Component data from apps and pages

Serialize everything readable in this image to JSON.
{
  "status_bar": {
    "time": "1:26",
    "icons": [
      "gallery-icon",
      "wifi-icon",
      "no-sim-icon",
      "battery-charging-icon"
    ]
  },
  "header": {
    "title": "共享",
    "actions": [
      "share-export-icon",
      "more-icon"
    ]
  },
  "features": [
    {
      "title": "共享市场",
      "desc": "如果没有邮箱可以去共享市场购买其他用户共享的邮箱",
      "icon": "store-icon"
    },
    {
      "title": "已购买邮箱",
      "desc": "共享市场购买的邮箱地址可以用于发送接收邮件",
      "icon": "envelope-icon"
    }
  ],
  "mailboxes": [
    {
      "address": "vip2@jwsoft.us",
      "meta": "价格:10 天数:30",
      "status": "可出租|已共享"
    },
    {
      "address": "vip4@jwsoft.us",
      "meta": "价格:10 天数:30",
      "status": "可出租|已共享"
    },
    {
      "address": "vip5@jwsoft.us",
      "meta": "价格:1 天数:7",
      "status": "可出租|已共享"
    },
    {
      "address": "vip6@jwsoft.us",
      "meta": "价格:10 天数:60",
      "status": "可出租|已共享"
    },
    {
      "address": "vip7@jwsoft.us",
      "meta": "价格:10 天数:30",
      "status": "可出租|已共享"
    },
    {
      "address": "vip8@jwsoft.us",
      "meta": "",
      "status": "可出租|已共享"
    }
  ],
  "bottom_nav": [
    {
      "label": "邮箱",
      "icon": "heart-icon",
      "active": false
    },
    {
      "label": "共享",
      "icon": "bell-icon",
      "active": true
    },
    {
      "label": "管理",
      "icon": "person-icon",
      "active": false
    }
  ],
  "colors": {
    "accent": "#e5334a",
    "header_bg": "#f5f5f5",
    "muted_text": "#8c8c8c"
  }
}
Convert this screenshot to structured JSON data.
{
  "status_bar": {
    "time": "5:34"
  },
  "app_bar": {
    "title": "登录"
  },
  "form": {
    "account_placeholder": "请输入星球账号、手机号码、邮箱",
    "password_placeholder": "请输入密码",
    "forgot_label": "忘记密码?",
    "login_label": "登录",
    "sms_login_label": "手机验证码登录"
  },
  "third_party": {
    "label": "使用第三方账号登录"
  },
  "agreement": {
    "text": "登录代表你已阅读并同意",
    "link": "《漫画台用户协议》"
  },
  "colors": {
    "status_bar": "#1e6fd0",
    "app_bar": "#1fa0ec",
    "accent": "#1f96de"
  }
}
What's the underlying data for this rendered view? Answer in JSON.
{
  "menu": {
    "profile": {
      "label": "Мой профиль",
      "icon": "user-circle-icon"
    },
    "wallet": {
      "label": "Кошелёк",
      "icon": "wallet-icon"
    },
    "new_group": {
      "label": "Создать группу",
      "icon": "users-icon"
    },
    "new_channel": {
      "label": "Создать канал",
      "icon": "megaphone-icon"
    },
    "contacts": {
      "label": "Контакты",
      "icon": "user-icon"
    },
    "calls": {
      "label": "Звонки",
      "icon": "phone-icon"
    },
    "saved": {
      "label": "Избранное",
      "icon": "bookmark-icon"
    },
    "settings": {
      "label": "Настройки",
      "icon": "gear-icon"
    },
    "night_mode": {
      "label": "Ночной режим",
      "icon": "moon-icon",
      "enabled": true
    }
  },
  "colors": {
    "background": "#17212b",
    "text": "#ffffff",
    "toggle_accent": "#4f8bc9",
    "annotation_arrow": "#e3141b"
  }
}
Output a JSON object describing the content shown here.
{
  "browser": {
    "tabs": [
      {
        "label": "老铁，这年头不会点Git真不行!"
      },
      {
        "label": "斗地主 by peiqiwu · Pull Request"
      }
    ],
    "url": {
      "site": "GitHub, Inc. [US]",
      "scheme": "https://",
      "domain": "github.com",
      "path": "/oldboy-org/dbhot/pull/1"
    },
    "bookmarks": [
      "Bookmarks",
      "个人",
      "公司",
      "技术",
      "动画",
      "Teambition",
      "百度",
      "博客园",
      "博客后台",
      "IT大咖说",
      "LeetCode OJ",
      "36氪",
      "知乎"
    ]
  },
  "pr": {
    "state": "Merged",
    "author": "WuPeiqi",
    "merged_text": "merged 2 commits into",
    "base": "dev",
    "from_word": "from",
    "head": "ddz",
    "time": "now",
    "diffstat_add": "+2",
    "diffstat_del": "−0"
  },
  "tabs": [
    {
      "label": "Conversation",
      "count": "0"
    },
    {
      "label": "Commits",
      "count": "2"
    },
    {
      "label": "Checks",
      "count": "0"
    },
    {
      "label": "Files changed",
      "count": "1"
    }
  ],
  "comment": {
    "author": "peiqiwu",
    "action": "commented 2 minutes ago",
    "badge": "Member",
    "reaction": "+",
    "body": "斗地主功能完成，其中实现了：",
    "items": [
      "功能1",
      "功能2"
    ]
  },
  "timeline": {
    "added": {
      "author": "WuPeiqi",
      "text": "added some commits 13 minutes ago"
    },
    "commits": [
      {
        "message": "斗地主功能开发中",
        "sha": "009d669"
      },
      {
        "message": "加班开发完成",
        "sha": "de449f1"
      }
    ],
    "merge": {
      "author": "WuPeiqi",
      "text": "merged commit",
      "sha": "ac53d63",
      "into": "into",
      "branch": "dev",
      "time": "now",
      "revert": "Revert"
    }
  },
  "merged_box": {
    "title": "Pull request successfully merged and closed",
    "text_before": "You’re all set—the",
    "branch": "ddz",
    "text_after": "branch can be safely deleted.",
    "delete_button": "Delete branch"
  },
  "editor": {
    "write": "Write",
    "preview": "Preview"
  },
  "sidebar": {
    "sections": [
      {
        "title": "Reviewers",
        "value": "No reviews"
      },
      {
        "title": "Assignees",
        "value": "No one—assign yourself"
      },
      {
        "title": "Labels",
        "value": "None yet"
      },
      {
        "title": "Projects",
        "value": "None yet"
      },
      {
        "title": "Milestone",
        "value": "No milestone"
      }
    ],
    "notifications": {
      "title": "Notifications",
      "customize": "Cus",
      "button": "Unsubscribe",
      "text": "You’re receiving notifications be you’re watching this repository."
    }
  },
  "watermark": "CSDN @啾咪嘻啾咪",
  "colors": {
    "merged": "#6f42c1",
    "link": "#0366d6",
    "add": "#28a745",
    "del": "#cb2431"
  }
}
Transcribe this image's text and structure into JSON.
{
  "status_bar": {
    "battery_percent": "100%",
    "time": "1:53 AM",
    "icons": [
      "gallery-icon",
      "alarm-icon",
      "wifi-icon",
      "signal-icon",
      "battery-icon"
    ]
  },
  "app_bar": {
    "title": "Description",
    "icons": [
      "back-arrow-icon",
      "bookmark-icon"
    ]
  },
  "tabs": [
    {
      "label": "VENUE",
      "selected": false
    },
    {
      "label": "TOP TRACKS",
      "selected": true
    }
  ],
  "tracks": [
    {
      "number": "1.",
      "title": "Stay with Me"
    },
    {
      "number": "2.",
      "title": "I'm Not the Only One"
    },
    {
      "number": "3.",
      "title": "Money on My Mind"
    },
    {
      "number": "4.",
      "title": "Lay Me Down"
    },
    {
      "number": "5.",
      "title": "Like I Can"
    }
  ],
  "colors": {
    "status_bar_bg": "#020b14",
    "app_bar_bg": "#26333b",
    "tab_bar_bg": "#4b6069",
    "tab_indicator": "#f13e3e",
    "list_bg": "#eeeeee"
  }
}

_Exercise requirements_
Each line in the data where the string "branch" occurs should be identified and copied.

_Exercise answer_
      "branch": "dev",
    "branch": "ddz",
    "text_after": "branch can be safely deleted.",
    "delete_button": "Delete branch"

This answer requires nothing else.